There’d be no books, magazines, or newspapers. There’d be no instructions for putting together a bike or a VCR. There’d be no birthday or anniversary cards. There’d be no signs on the road to tell us where to go.
Questions for Interviewing Yourself1. What activities do I enjoy?2. In what areas do I have special skills and/or extensive knowledge?3. What kinds of subjects arouse my curiosity?4. To whom do I like to speak to and about what topics?5. To whom could I speak to learn more about topics that interest me?6. What has happened to me in the past or is happening to me now that seems of special interest?
Free Writing An embarrassing moment A fight or conflict Girl’s sports What do I do best Daydreams/nightmares Youth (or parents of today) A favorite place Life nature
Journal Writing Writing down your thoughts, feelings, reflections, and experiences in a notebook.
Reading and Saving Reading as much and as often as possible from variety of sources: newspapers, magazines, books, encyclopedias, and so on. Jot down or cut out articles that interest you and you can check later on to know if there is any topic potential for writing.
Clustering A technique that is used to narrow a broad topic into one appropriate for a short paper.
Example: Sketch pad crayons drawing painting ART Da Vinci Modern dancing Museum P.E.
Brainstorming A way of creating or combining as many ideas as you can on a subject. Even just planning a party with friends or trying to decide what to do on a day off is an example of brainstorming already.
Cueing Exploring topic by using cueing devices such as the 5 W’s (who, what, where, when, and why) or the alphabets (a-z).
Examples of Cueing ProcessTopic: Cycling A – AmphibiansWho: Me B – BasketballWhat: Training C – Careful DrivingWhere: Deserted roads, away D – Diving (kinds) from traffic E – EmoWhy: To increase speed F – Fiction Stories and endurance G – Ghost HuntingWhen: after school, weekends
BrainstormingWork in a group of five. Appoint one person to take notes. Brainstorm on a new product, something that does not exist yet, such as a car that comes when you call it. Toss out ideas for at least ten minutes without discussing its merits. Just keep the ideas flowing. List all the ideas.
After brainstorming withthe group, choose one ideaand, working on your own, write down why you think it would be a good product. Do it for 5 minutes.
Then, present the summary ofyour work to the group. Now, thegroup will decide which of thepresented written output is thebest. Finally, plan and present anadvertisement about the product.Make sure to convince youraudience with our advertisement.
Other groups will be evaluating thepresentation and will givetheir grades according to how convincing their advertisement is.

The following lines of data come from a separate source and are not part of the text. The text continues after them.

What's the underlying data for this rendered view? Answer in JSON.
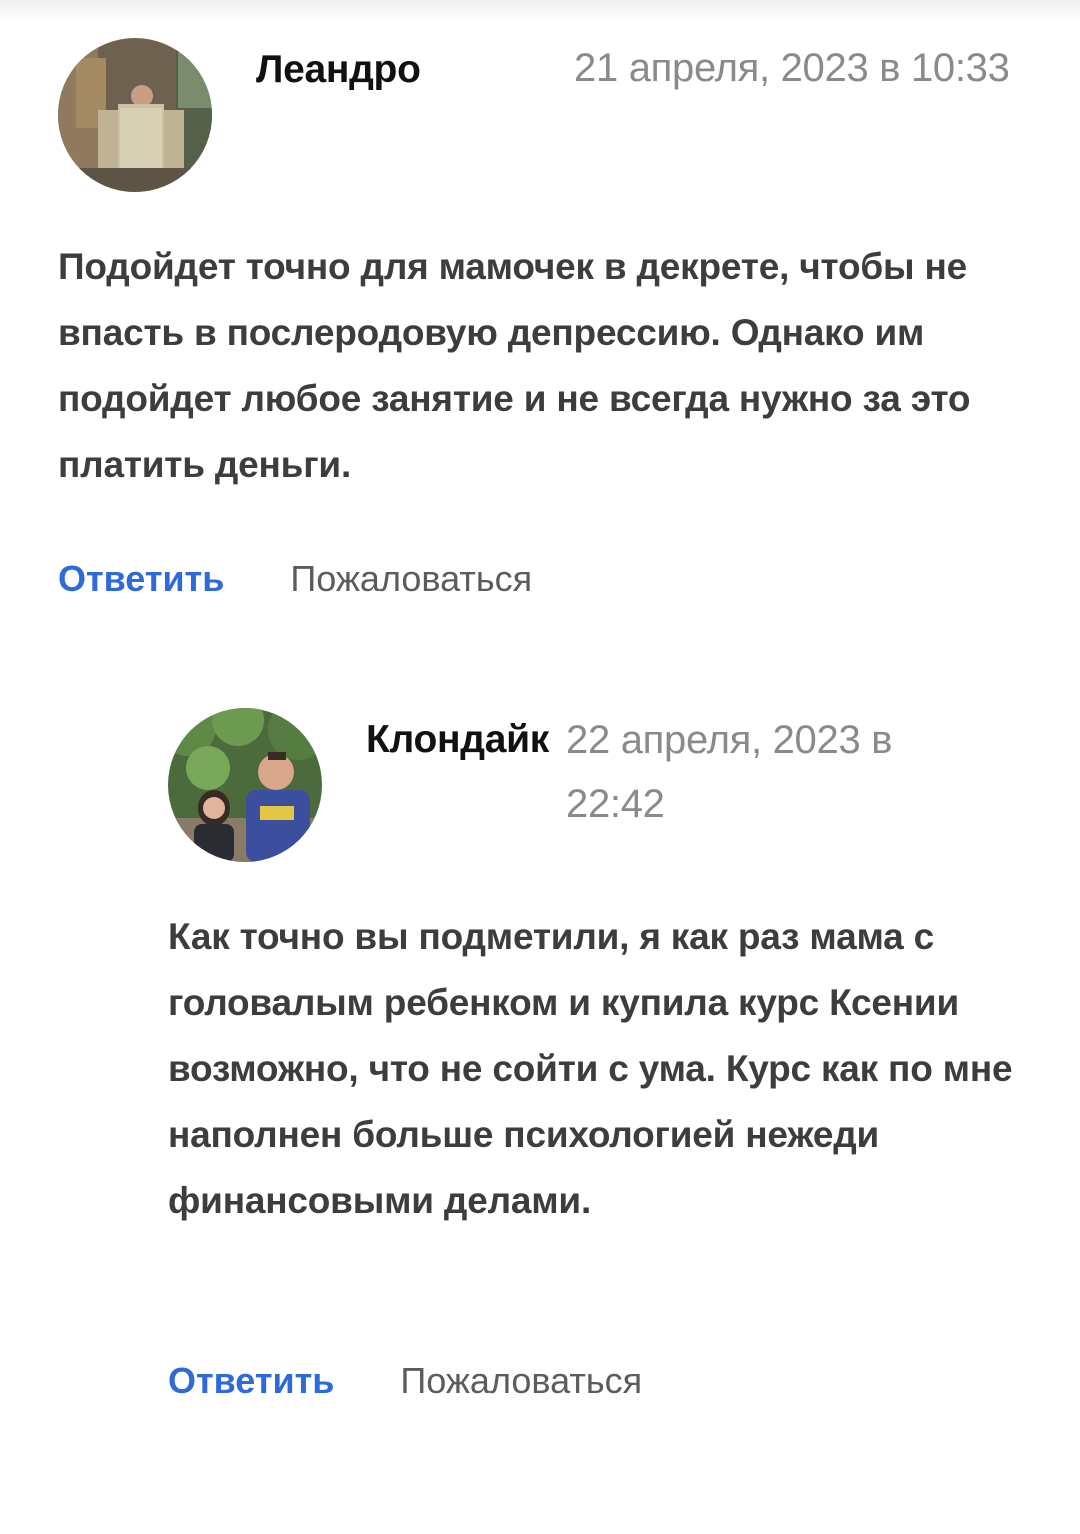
{
  "comments": [
    {
      "author": "Леандро",
      "date": "21 апреля, 2023 в 10:33",
      "text": "Подойдет точно для мамочек в декрете, чтобы не впасть в послеродовую депрессию. Однако им подойдет любое занятие и не всегда нужно за это платить деньги.",
      "reply_label": "Ответить",
      "report_label": "Пожаловаться"
    },
    {
      "author": "Клондайк",
      "date": "22 апреля, 2023 в 22:42",
      "text": "Как точно вы подметили, я как раз мама с головалым ребенком и купила курс Ксении возможно, что не сойти с ума. Курс как по мне наполнен больше психологией нежеди финансовыми делами.",
      "reply_label": "Ответить",
      "report_label": "Пожаловаться"
    }
  ],
  "colors": {
    "link_blue": "#2f6ad9",
    "text_gray": "#3d3d3d",
    "date_gray": "#8a8a8a"
  }
}
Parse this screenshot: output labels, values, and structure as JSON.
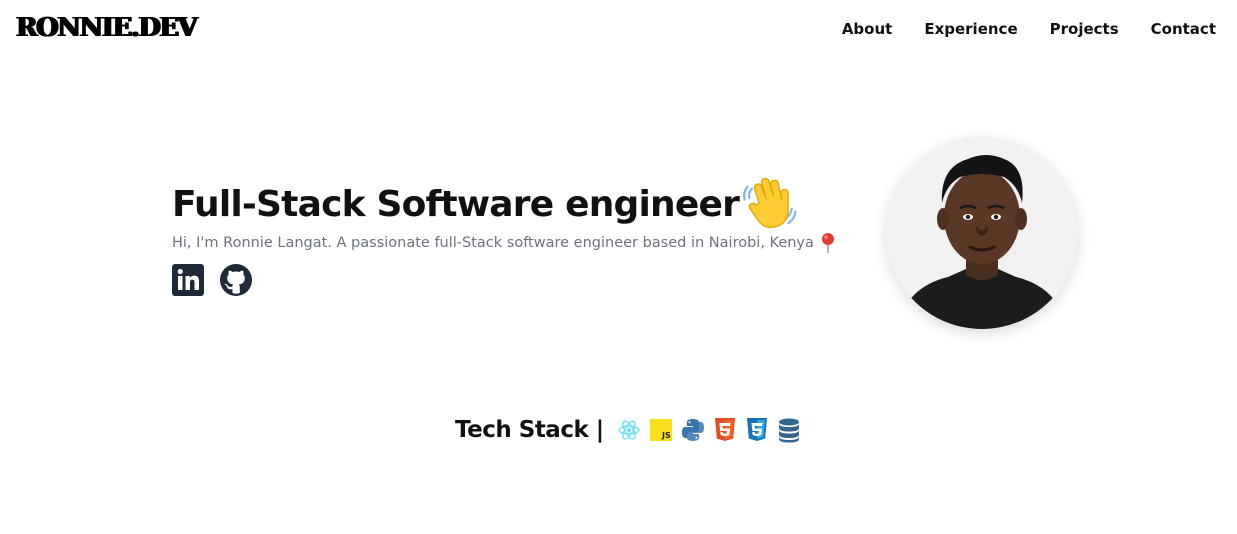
{
  "header": {
    "logo": "RONNIE.DEV",
    "nav": [
      "About",
      "Experience",
      "Projects",
      "Contact"
    ]
  },
  "hero": {
    "title": "Full-Stack Software engineer",
    "subtitle": "Hi, I'm Ronnie Langat. A passionate full-Stack software engineer based in Nairobi, Kenya",
    "socials": [
      "linkedin-icon",
      "github-icon"
    ],
    "title_emoji": "waving-hand-icon",
    "subtitle_emoji": "location-pin-icon"
  },
  "tech_stack": {
    "label": "Tech Stack |",
    "icons": [
      "react-icon",
      "javascript-icon",
      "python-icon",
      "html5-icon",
      "css3-icon",
      "database-icon"
    ]
  },
  "colors": {
    "text": "#111111",
    "muted": "#6b7280",
    "react": "#61dafb",
    "javascript": "#f7df1e",
    "python": "#3776ab",
    "html5": "#e34f26",
    "css3": "#1572b6",
    "database": "#336791"
  }
}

If Questions1. If you would be someone else, who would you be?2. If you could change anything about yourself what would you change?3. If you could have any question answered, what would it be?4. If you could have live in any period of history, when would it be?5. If you could be any famous person who has ever lived, who would you choose to be?
What is writing to you? Working in pair, make an acrostic for the word WRITING. You have 5 minutes to do that.Example: W – whatever will come to my thoughts is R – responded with joy and I – indispensable action through T – ticking down I – in a piece of paper and making sure that N – nothing is forgotten and G – goal is set to aim.
Choosing and Narrowinga Topic Choose a topic that can be effectively covered in the allotted amount of space.
Determining Audience and Purpose Determine your audience and purpose before you begin writing.Topic Audience Purpose - Support for readers of local newspaper to persuadea cyclingMarathon - tips on training cyclists who compete to inform- How to learn classmates to instruct
Developing a Main Idea and Support Statea main idea. Then gather and organize supporting information to develop the main idea effectively.
Organization of Supporting Information Chronological order – information arranged in time sequence Spatial order – arranged according to space relationship Order of importance – arranged from least to important or vice versa Comparison and Contrast – arranged according to similarities and differences between items Developmental – information arranged so that one point leads logically to the next.